By PAULA OLIVER
It was just another Tuesday afternoon for six-year-old bright spark Aaron Jones.
School was out and the Hawkes Bay boy was enjoying a bus ride home when the wheels finally rolled around to his stop.
It was 3.35 pm. Aaron got off and ran around to the front of the bus to cross the street.
To the horror of the children watching out of the windows, he dashed straight into the path of an oncoming truck and was killed.
Less than an hour later, and about 300km away, Wellington six-year-old Hemanshu Patel was enjoying a late-afternoon ride on his tricycle.
Approaching a busy crossing during rush-hour traffic, he got off and waited for the "green man" before walking his tricycle out onto the road.
He was hit and killed by a van turning across the intersection.
The two boys' tragic deaths this week left two families reeling and again put the spotlight on New Zealand's unenviable record for child accidents.
Each year, on average, 12 or 13 child pedestrians die in New Zealand.
Most are injured while going to or travelling from school, but a worrying trend is the increasing number of children being run over by their parents or relatives in driveways. The advent of infill housing, where several homes share one driveway, is blamed for that increase.
Each isolated accident is devastating for parents.
Barely able to communicate in English, the Patel family were this week said to be utterly distraught and racked with guilt over the death of their son.
Detective Sergeant Shane Cotter, of Wellington, said that police were communicating with the Patels through interpreters. The results of an inquiry into the accident that killed Hemanshu will be completed by early next week when police have spoken to the driver again.
The Jones family, who raised a boy who always sat at the front of his class and loved to have daily chats with his principal, yesterday farewelled him at a funeral held at his Mangateretere School.
Police say that evidence at the scene of the accident suggested the truck that hit Aaron had been travelling very slowly.
The two deaths have been described as a wake-up call by child-safety advocates.
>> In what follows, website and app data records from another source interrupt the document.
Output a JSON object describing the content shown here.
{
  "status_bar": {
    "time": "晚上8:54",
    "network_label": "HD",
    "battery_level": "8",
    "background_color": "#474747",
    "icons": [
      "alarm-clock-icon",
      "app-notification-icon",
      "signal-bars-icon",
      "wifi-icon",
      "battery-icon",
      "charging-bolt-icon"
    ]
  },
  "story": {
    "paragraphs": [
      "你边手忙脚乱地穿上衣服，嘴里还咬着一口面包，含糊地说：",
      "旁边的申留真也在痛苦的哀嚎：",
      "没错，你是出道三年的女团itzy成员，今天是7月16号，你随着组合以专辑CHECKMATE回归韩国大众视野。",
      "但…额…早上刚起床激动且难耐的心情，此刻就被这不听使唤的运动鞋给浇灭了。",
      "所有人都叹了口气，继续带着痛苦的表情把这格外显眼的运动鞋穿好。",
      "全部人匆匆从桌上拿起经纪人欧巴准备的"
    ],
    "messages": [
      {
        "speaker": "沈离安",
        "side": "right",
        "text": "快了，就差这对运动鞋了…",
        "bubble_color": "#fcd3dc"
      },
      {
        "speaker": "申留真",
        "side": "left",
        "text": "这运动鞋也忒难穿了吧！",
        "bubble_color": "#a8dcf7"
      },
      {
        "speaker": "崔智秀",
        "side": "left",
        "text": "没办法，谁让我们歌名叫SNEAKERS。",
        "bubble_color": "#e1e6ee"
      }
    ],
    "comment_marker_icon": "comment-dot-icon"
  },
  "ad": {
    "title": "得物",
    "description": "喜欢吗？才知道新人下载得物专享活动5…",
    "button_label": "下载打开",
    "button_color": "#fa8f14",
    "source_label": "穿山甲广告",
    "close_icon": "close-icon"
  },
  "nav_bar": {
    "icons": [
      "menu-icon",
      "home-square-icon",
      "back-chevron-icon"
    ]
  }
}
They claim that not many drivers even know that the speed limit when passing a school bus is just 20 km/h.
The Land Transport Safety Authority says it is now reviewing that speed limit as part of its Road User Rule Consultation Paper.
Among suggestions that include changes in giveway rules, the paper calls for public submissions on whether the limit when passing a school bus should remain at 20 km/h, or be changed.
"Some people are actually advocating that the limit should be going up," LTSA spokesman Andy Knackstedt said yesterday. "If people want to have their say, they should make a submission."
The deadline for submissions is September 21.
The LTSA did not support calls for New Zealand to introduce a United States law that required all traffic to stop until a school bus began to move off again.
"Evidence shows it wouldn't reduce the risk of children being killed, and it would be very difficult to enforce. If everyone obeyed the 20 km/h limit it wouldn't be needed,"said Mr Knackstedt.
The authority has recommended that the speed limit past school buses remain at 20 km/h.
It is also looking at introducing signs and flashing lights to school buses - an initiative already used in the United States.
The square signs, about half a metre wide, carry an internationally recognised symbol for children crossing. Put on the front and back of the bus, the signs are bordered by amber lights that flash when the bus is picking up passengers or dropping them off.
Sue Kendall, the national coordinator for next month's Kidsafe Week, said that reducing the number of child accidents was as much about educating adults as about educating children.
"Children are impulsive; that's part of being a child. They are vulnerable road users. They use the road to cross it.
"Sometimes we put too much emphasis on kids when it should perhaps be on drivers instead."
Ms Kendall said several programmes were under way to reduce accidents.
One is the walking school bus, which sees children picked up to walk to school by a group escorted by two adults (a driver and a conductor).
She said speed bumps were also being looked at around some schools, and there were calls for fences to be erected around shared driveways.